**TRY IT**: If a line includes "shortcut", copy it out of the entries.

==== GIVEN RECORDS

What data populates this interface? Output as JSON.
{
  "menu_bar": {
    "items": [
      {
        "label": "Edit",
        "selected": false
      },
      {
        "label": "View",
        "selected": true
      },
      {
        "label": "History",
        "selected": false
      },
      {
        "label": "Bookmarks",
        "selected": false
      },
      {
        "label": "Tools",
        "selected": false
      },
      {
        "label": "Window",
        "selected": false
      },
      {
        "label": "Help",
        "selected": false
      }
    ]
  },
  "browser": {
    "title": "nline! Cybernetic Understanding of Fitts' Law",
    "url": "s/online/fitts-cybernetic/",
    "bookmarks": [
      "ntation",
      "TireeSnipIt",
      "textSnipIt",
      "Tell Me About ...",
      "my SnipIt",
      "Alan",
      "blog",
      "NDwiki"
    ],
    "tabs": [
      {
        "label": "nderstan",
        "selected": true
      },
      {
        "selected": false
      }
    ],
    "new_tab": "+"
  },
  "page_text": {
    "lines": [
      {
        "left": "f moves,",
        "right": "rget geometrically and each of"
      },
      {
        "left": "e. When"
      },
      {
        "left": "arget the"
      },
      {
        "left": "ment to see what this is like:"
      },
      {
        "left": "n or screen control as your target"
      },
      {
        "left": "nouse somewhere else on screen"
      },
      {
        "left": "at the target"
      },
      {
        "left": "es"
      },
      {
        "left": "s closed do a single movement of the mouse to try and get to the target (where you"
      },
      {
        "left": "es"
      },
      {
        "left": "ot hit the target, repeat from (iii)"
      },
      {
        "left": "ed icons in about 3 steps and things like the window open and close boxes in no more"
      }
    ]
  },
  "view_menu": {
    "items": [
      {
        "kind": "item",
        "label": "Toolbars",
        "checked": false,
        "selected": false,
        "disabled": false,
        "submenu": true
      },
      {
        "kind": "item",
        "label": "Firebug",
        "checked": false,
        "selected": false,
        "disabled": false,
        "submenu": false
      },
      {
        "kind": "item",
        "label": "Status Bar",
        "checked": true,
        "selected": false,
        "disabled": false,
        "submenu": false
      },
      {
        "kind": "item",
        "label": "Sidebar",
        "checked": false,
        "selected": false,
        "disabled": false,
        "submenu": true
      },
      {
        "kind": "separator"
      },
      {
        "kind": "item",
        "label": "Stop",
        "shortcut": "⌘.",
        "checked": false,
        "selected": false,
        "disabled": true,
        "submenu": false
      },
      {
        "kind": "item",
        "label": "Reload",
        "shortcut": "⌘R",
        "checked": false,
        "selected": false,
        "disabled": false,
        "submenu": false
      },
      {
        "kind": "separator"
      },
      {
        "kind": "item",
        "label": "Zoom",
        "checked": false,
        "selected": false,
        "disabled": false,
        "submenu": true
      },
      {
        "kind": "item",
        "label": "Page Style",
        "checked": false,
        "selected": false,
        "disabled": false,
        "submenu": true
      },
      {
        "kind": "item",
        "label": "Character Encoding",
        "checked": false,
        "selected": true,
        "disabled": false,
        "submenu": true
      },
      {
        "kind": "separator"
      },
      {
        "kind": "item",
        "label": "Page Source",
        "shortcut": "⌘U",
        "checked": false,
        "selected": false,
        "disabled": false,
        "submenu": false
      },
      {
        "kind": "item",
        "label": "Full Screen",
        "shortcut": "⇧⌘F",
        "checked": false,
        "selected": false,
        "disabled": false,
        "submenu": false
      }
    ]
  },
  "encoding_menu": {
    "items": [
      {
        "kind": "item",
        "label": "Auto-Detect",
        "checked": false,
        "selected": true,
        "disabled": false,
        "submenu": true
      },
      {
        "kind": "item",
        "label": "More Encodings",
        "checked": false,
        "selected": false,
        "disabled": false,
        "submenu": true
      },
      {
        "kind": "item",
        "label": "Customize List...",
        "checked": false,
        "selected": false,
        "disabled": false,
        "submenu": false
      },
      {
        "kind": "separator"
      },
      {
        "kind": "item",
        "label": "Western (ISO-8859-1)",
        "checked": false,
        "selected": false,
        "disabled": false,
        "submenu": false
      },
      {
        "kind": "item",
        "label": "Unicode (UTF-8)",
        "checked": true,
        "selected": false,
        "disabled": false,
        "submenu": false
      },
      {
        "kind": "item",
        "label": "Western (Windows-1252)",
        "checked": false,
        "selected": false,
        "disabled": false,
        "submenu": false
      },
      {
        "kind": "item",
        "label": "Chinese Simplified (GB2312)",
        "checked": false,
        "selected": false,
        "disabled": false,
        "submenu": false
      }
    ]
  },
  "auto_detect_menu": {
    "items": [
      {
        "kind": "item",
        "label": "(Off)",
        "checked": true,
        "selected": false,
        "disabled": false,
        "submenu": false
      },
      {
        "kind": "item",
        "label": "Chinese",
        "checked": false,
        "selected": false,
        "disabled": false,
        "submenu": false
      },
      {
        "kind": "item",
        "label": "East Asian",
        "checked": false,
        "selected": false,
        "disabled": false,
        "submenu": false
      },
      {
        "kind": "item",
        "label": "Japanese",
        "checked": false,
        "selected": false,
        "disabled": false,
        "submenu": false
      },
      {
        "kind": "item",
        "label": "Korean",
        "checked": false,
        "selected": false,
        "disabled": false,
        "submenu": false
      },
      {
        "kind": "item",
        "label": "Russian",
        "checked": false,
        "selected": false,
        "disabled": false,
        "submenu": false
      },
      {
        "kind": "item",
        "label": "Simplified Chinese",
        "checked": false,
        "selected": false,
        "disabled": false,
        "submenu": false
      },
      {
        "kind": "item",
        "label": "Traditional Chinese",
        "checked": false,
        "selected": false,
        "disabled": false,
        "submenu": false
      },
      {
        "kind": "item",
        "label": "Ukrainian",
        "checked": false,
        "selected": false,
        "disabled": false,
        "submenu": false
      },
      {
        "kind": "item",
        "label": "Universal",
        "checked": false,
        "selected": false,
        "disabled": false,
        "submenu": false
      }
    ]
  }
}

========

**EXERCISE RESPONSE**:
        "shortcut": "⌘.",
        "shortcut": "⌘R",
        "shortcut": "⌘U",
        "shortcut": "⇧⌘F",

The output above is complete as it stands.